Waking up with Claire Messud’s “The Woman Upstairs” (2013)
16 May 2013
After agonizing a while about yesterday’s angry/ desperate post on a guerrilla response to rape culture, I opened up a new novel last night.
After reading the first five pages of Claire Messud’s The Woman Upstairs, I want to kiss her on the lips. Here’s how it begins on p. 1:
How angry am I? You don’t want to know. Nobody wants to know about that.
I’m a good girl, I’m a nice girl, I’m a straight-A, strait-laced, good daughter, good career girl, and I never stole anybody’s boyfriend and I never ran out on a girlfriend, and I put up with my parents’ shit and my brother’s shit, and I’m not a girl anyhow, I’m over forty fucking years old, and I’m good at my job and I’m great with kids and I held my mother’s hand when she died, after four years of holding her hand while she was dying, and I speak to my father ever day on the telephone –every day, mind you, and what kind of weather do you have on your side of the river, because here it’s pretty gray and a bit muggy too? It was supposed to say “Great Artist” on my tombstone, but if I died right now it would say “such a good teacher/ daughter/ friend” instead; and what I really want to shout, and want in big letters on that grave, too, is FUCK YOU ALL.
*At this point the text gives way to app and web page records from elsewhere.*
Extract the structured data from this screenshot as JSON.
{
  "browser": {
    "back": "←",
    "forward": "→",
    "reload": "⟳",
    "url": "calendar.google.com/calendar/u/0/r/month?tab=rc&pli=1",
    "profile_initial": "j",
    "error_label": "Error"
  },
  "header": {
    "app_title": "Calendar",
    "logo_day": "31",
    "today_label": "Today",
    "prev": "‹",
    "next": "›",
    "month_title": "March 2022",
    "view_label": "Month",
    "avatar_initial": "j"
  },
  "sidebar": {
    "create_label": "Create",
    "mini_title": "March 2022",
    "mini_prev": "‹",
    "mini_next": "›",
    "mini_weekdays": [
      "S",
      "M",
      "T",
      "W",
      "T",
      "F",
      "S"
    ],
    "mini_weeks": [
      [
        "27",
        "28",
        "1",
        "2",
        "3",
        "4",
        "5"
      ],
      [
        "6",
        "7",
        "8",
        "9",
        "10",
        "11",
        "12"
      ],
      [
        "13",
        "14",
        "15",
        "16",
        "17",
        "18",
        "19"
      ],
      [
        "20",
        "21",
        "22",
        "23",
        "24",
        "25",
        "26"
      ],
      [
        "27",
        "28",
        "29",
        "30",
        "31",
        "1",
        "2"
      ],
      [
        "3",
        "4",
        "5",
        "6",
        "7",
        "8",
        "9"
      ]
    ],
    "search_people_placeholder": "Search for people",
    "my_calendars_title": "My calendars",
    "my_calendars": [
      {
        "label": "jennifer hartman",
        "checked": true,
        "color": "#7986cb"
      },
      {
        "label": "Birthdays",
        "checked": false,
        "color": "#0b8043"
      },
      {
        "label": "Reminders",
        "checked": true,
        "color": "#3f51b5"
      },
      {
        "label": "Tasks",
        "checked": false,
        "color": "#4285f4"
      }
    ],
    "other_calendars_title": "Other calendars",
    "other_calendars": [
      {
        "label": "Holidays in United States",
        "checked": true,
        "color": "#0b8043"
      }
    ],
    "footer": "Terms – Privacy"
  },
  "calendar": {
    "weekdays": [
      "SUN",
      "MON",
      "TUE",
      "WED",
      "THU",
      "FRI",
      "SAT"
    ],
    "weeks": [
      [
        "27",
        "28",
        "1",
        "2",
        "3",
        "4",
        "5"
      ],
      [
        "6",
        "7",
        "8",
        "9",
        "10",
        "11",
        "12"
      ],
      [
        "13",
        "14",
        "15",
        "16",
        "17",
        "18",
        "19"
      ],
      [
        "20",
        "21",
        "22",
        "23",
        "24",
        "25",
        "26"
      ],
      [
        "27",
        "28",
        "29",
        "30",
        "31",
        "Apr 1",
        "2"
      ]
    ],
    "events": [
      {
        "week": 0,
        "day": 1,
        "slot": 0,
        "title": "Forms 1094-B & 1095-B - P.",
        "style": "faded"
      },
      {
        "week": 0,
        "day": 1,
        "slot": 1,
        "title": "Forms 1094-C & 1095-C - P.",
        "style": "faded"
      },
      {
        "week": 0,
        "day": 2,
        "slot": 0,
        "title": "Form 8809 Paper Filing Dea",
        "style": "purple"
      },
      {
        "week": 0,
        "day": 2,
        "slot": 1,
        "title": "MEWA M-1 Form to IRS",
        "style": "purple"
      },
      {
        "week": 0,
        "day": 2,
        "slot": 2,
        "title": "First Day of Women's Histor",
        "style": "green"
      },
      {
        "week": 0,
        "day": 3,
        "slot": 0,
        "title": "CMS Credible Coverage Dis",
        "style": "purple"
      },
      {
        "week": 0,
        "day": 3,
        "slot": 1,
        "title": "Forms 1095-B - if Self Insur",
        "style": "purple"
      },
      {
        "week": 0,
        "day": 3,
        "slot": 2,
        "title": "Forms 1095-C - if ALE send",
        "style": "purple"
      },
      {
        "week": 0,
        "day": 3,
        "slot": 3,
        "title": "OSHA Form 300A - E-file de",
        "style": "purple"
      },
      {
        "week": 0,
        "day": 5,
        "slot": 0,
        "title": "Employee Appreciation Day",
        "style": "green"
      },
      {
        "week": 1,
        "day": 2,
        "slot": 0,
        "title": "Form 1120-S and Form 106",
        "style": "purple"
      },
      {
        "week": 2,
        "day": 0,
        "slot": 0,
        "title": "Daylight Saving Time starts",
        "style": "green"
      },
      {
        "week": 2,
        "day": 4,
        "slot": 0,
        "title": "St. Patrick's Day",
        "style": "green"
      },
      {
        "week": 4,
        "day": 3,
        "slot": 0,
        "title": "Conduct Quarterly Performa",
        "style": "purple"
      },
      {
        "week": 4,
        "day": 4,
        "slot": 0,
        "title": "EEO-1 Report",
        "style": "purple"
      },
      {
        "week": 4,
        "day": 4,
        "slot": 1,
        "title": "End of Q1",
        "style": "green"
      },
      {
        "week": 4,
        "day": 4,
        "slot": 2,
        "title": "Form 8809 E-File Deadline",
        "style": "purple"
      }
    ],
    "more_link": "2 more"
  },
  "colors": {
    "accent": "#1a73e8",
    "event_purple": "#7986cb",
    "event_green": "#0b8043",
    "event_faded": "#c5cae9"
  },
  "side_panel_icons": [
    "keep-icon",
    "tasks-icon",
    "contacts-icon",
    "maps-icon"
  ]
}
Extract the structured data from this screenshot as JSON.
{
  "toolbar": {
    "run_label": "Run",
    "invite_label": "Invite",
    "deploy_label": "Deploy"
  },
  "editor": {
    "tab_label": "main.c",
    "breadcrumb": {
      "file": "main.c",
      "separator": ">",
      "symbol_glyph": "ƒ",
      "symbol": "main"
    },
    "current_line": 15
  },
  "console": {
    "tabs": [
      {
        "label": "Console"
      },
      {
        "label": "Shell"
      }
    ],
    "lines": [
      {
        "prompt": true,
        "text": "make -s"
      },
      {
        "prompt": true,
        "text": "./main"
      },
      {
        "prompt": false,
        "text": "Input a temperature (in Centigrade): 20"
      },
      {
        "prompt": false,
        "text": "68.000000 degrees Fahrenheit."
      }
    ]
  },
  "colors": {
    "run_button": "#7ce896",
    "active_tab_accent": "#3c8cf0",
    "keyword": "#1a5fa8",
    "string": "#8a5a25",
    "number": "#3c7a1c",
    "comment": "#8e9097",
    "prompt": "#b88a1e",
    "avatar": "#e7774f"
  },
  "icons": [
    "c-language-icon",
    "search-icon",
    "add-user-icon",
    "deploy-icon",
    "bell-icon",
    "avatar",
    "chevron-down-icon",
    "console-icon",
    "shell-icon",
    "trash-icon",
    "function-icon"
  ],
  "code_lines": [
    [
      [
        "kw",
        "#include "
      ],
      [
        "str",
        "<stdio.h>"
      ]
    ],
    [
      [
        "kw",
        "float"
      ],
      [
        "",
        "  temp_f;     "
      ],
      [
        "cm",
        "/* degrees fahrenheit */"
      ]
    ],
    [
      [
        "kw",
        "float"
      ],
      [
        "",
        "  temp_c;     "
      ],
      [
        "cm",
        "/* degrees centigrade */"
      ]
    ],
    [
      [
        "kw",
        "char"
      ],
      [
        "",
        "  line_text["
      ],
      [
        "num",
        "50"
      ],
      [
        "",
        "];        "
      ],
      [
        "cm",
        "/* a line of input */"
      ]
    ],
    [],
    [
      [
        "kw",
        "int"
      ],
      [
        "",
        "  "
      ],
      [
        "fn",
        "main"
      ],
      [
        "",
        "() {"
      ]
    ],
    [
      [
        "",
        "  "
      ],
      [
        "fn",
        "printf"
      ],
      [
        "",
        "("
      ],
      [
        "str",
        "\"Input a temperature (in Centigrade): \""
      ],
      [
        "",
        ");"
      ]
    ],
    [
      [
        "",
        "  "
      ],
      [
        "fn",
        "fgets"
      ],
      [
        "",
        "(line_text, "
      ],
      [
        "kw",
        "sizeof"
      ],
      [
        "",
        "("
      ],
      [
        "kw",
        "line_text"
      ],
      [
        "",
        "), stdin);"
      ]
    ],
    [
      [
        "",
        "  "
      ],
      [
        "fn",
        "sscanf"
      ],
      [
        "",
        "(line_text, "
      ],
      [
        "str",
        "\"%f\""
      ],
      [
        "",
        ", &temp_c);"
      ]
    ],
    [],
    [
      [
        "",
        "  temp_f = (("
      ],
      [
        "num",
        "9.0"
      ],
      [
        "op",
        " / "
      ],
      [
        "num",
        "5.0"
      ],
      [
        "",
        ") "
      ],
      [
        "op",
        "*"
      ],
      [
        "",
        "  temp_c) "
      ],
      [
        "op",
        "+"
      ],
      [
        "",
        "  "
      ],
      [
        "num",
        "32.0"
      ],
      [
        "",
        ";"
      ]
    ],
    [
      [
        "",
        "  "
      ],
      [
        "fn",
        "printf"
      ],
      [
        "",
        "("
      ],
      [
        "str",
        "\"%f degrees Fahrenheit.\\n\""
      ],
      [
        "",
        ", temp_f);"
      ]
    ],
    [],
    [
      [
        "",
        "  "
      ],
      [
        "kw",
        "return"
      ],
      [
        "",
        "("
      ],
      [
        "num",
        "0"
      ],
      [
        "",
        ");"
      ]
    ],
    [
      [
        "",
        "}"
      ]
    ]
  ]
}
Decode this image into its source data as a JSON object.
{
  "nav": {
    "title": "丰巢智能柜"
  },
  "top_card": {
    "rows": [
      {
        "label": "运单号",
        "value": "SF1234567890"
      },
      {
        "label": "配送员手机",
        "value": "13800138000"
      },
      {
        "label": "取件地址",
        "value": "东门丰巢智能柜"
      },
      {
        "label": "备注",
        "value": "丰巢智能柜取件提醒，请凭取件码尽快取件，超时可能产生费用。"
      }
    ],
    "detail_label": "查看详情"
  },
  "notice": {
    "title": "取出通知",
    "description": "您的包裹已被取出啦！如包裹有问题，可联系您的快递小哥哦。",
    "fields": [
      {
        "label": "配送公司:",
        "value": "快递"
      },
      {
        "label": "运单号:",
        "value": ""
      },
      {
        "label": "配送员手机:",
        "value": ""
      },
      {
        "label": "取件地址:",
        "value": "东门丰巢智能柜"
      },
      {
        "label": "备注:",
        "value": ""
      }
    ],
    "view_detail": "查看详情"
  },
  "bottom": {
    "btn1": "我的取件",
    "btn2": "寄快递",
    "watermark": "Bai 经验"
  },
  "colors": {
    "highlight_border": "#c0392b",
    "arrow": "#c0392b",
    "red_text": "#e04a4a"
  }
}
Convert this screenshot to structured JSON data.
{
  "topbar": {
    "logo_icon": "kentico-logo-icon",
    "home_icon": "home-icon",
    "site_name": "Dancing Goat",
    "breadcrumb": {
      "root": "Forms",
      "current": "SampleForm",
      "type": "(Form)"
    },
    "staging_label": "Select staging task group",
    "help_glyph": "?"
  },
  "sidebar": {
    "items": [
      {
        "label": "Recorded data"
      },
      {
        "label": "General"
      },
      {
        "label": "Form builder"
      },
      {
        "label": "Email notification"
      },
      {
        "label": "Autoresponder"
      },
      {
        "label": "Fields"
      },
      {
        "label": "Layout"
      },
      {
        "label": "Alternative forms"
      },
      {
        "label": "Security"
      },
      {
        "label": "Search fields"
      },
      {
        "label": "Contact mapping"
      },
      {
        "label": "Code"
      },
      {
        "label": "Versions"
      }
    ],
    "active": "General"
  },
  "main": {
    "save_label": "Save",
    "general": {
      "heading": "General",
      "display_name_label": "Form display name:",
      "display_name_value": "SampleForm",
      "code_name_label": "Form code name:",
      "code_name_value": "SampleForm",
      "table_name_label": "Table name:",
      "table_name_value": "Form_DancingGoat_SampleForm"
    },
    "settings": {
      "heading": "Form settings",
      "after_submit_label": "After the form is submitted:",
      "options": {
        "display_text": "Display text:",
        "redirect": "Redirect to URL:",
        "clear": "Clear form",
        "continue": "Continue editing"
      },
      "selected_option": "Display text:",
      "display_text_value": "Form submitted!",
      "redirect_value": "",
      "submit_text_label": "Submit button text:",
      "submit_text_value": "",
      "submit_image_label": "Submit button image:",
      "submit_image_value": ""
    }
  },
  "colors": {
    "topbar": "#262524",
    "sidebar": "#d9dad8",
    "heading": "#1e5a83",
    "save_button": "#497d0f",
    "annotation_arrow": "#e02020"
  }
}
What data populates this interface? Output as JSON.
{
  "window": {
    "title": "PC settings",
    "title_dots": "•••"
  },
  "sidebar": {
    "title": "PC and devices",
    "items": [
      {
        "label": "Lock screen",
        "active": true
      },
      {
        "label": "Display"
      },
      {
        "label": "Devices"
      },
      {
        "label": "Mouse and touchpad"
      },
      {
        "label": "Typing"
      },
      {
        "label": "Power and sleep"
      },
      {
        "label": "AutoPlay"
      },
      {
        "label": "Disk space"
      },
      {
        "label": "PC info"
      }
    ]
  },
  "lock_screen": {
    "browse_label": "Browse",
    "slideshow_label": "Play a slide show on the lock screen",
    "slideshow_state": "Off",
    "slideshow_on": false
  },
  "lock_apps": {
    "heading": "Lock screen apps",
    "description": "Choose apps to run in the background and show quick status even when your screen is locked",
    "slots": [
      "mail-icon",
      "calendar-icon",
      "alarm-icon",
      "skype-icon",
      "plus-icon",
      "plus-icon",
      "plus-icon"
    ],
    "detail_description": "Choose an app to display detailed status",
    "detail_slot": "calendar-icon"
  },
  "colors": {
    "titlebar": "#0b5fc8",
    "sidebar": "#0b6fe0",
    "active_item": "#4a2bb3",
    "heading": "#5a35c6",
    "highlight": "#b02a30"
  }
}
Don’t all women feel the same? The only difference is how much we know we feel it, how in touch we are with our fury. We’re all furies, except the ones who are too damned foolish.
And with that, I’m now 5 pages in and feel as if I have a new best friend who’s also a Betty Friedan version of those visionary doomsayers of days of old, who looks a little disheveled perhaps but then lapses into otherworldly trances like Sybill Trelawney in Harry Potter and scares the shit out of you. Just wait till you read (on pp. 4-5) what she means by The Woman Upstairs (and those of us whose first thought was Madwoman in the Attic are on the right track).
This is going to be scary and awesome, like having to run through a house on fire. I feel like I’m being tugged by the hand by my new unfiltered visionary friend, and I might have to dedicate the afternoon to her.